DATA LISTING: Begin
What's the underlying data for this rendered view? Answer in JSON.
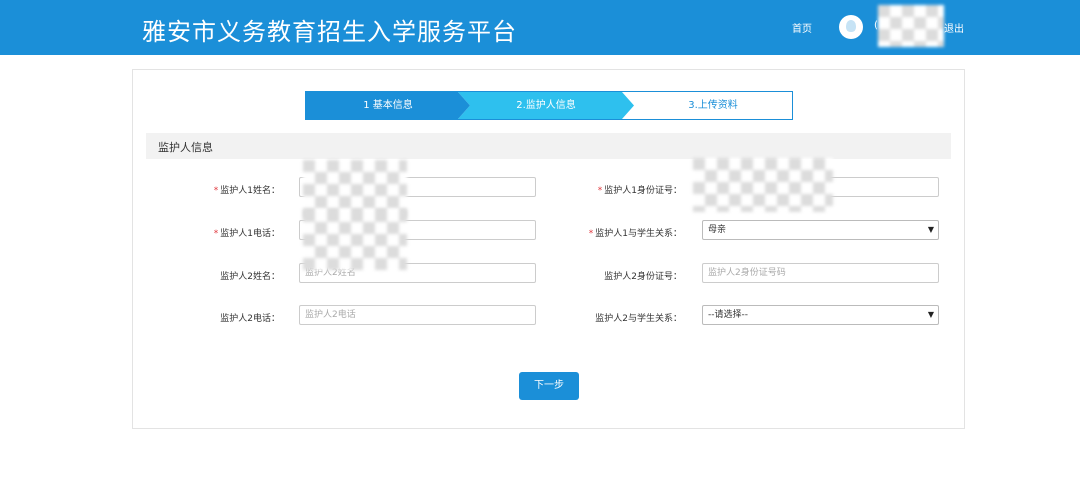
{
  "header": {
    "title": "雅安市义务教育招生入学服务平台",
    "home_label": "首页",
    "user_prefix": "(",
    "logout_label": "退出",
    "avatar_icon": "user-avatar-icon"
  },
  "steps": [
    {
      "label": "1 基本信息",
      "state": "done"
    },
    {
      "label": "2.监护人信息",
      "state": "active"
    },
    {
      "label": "3.上传资料",
      "state": "pending"
    }
  ],
  "section": {
    "title": "监护人信息"
  },
  "form": {
    "required_mark": "*",
    "g1_name_label": "监护人1姓名：",
    "g1_id_label": "监护人1身份证号：",
    "g1_phone_label": "监护人1电话：",
    "g1_relation_label": "监护人1与学生关系：",
    "g1_relation_value": "母亲",
    "g2_name_label": "监护人2姓名：",
    "g2_name_placeholder": "监护人2姓名",
    "g2_id_label": "监护人2身份证号：",
    "g2_id_placeholder": "监护人2身份证号码",
    "g2_phone_label": "监护人2电话：",
    "g2_phone_placeholder": "监护人2电话",
    "g2_relation_label": "监护人2与学生关系：",
    "g2_relation_value": "--请选择--"
  },
  "actions": {
    "next_label": "下一步"
  },
  "colors": {
    "primary": "#1b8fd8",
    "step_active": "#2ec0ee",
    "required": "#e0383e"
  }
}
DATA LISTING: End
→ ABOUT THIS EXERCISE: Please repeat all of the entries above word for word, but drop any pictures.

→ SOLVED PROBLEM:
What's the underlying data for this rendered view? Answer in JSON.
{
  "header": {
    "title": "雅安市义务教育招生入学服务平台",
    "home_label": "首页",
    "user_prefix": "(",
    "logout_label": "退出",
    "avatar_icon": "user-avatar-icon"
  },
  "steps": [
    {
      "label": "1 基本信息",
      "state": "done"
    },
    {
      "label": "2.监护人信息",
      "state": "active"
    },
    {
      "label": "3.上传资料",
      "state": "pending"
    }
  ],
  "section": {
    "title": "监护人信息"
  },
  "form": {
    "required_mark": "*",
    "g1_name_label": "监护人1姓名：",
    "g1_id_label": "监护人1身份证号：",
    "g1_phone_label": "监护人1电话：",
    "g1_relation_label": "监护人1与学生关系：",
    "g1_relation_value": "母亲",
    "g2_name_label": "监护人2姓名：",
    "g2_name_placeholder": "监护人2姓名",
    "g2_id_label": "监护人2身份证号：",
    "g2_id_placeholder": "监护人2身份证号码",
    "g2_phone_label": "监护人2电话：",
    "g2_phone_placeholder": "监护人2电话",
    "g2_relation_label": "监护人2与学生关系：",
    "g2_relation_value": "--请选择--"
  },
  "actions": {
    "next_label": "下一步"
  },
  "colors": {
    "primary": "#1b8fd8",
    "step_active": "#2ec0ee",
    "required": "#e0383e"
  }
}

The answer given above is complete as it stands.